Despite the advances in sports medicine and improved shoe designs, the website notes that the rate of running injuries has increased in recent years. Many running experts believe that the tendency of most runners to land on their heels is a major contributing factor. If you run with a heel strike, your leg is in a straight position in front of you at the moment of heel impact. At that instant, your body weight is transferred through your heel to your knee and also to the ankle, hip and back. Descending onto your heel creates a jolting and a braking action.


With a forefoot strike, your foot contacts the ground directly beneath your body. Your ankle and knee are bent and your hip is slightly open. There is no jolting or braking force. Advocates such as the CrossFit Atlanta website insist that forefront running acts as a natural shock absorber for the body. However, most of the evidence, as of publication date, is anecdotal.


A group of regular runners were taught to strike with their forefoot in a study at the University of Cape Town that was reported by Although the study found that runners reported less knee pain during the two-week testing period, after the study was over most of the 20 runners broke down with calf injuries, Achilles tendon strains and foot injuries.


In theory, forefoot running takes pressure off the knees and should help runners with knee and hip problems. Also in theory, heel running takes pressure off the ankles and helps prevent calf and Achilles injuries. The website offers a practical suggestion to this runner's dilemma. If your running history is filled with knee and hip injuries, a change to forefoot striking is worth a try. If you heel strike and you don't have a history of those problems, you might leave well enough alone instead of risking a whole new set of potential injuries relating to forefoot strikes. If you do switch to forefoot strikes, take it slow. Joe The suggests using the forefoot method no more than two to three miles per week for the first month.

About the Author

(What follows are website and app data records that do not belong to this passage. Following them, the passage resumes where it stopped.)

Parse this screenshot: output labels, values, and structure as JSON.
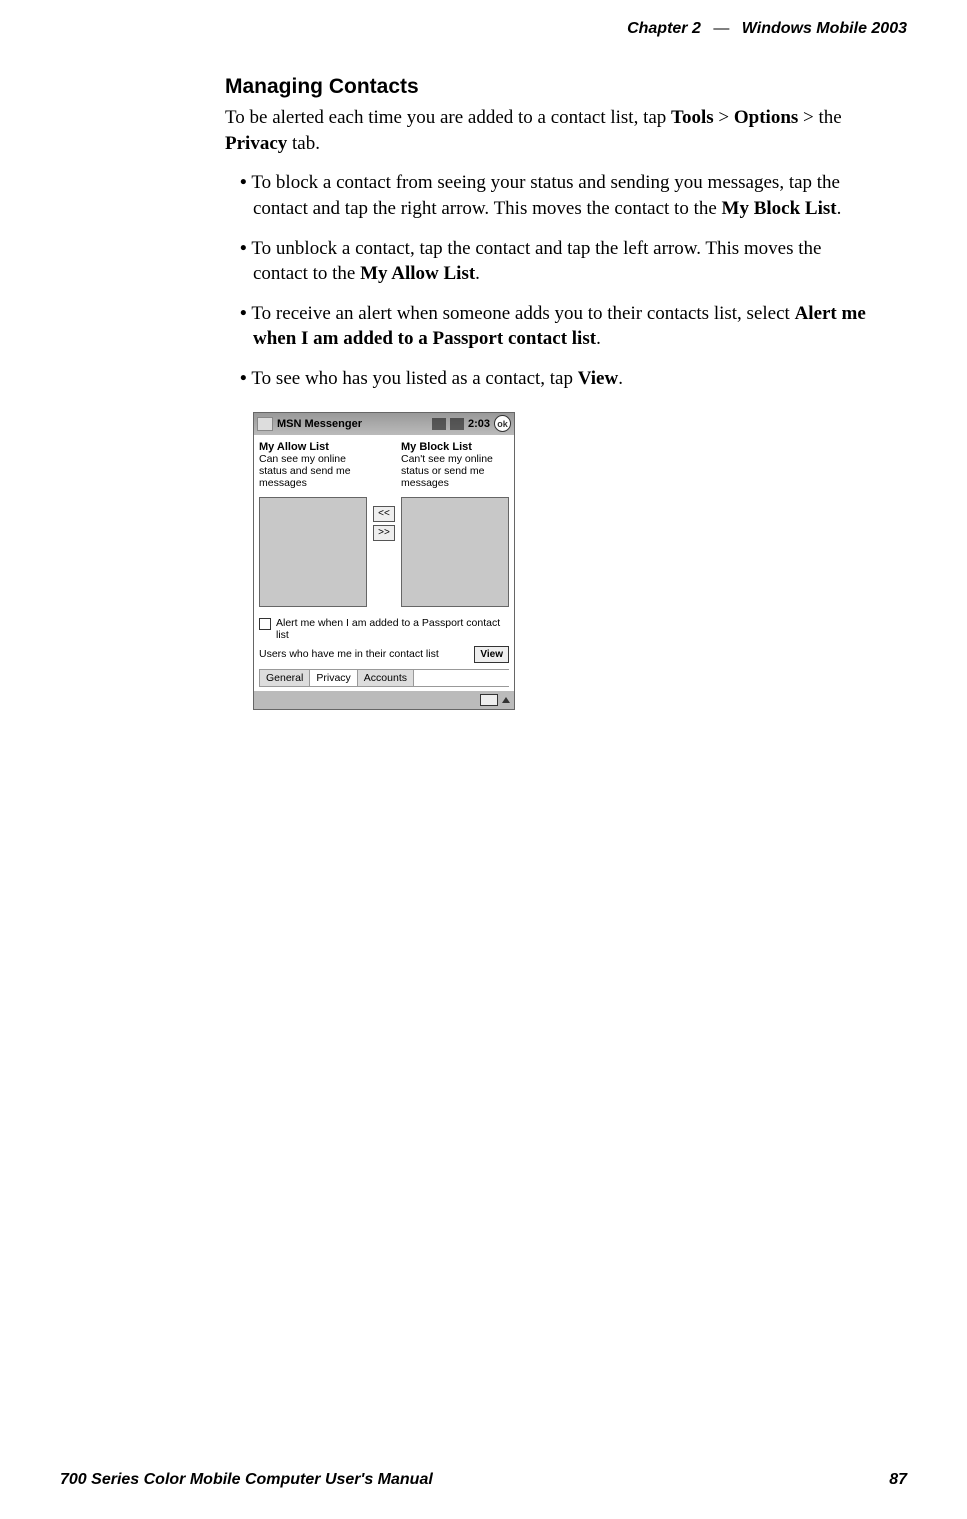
{
  "header": {
    "chapter": "Chapter",
    "chapter_num": "2",
    "dash": "—",
    "title": "Windows Mobile 2003"
  },
  "heading": "Managing Contacts",
  "intro": {
    "t1": "To be alerted each time you are added to a contact list, tap ",
    "b1": "Tools",
    "gt1": " > ",
    "b2": "Op­tions",
    "gt2": " > the ",
    "b3": "Privacy",
    "t2": " tab."
  },
  "bullets": [
    {
      "t1": "To block a contact from seeing your status and sending you messages, tap the contact and tap the right arrow. This moves the contact to the ",
      "b1": "My Block List",
      "t2": "."
    },
    {
      "t1": "To unblock a contact, tap the contact and tap the left arrow. This moves the contact to the ",
      "b1": "My Allow List",
      "t2": "."
    },
    {
      "t1": "To receive an alert when someone adds you to their contacts list, select ",
      "b1": "Alert me when I am added to a Passport contact list",
      "t2": "."
    },
    {
      "t1": "To see who has you listed as a contact, tap ",
      "b1": "View",
      "t2": "."
    }
  ],
  "pda": {
    "app": "MSN Messenger",
    "time": "2:03",
    "ok": "ok",
    "allow": {
      "label": "My Allow List",
      "sub": "Can see my online status and send me messages"
    },
    "block": {
      "label": "My Block List",
      "sub": "Can't see my online status or send me messages"
    },
    "arrows": {
      "left": "<<",
      "right": ">>"
    },
    "alert": "Alert me when I am added to a Passport contact list",
    "users": "Users who have me in their contact list",
    "view": "View",
    "tabs": {
      "general": "General",
      "privacy": "Privacy",
      "accounts": "Accounts"
    }
  },
  "footer": {
    "manual": "700 Series Color Mobile Computer User's Manual",
    "page": "87"
  }
}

Jim Thomas has been a freelance writer since 1978. He wrote a book about professional golfers and has written magazine articles about sports, politics, legal issues, travel and business for national and Northwest publications. He received a Juris Doctor from Duke Law School and a Bachelor of Science in political science from Whitman College.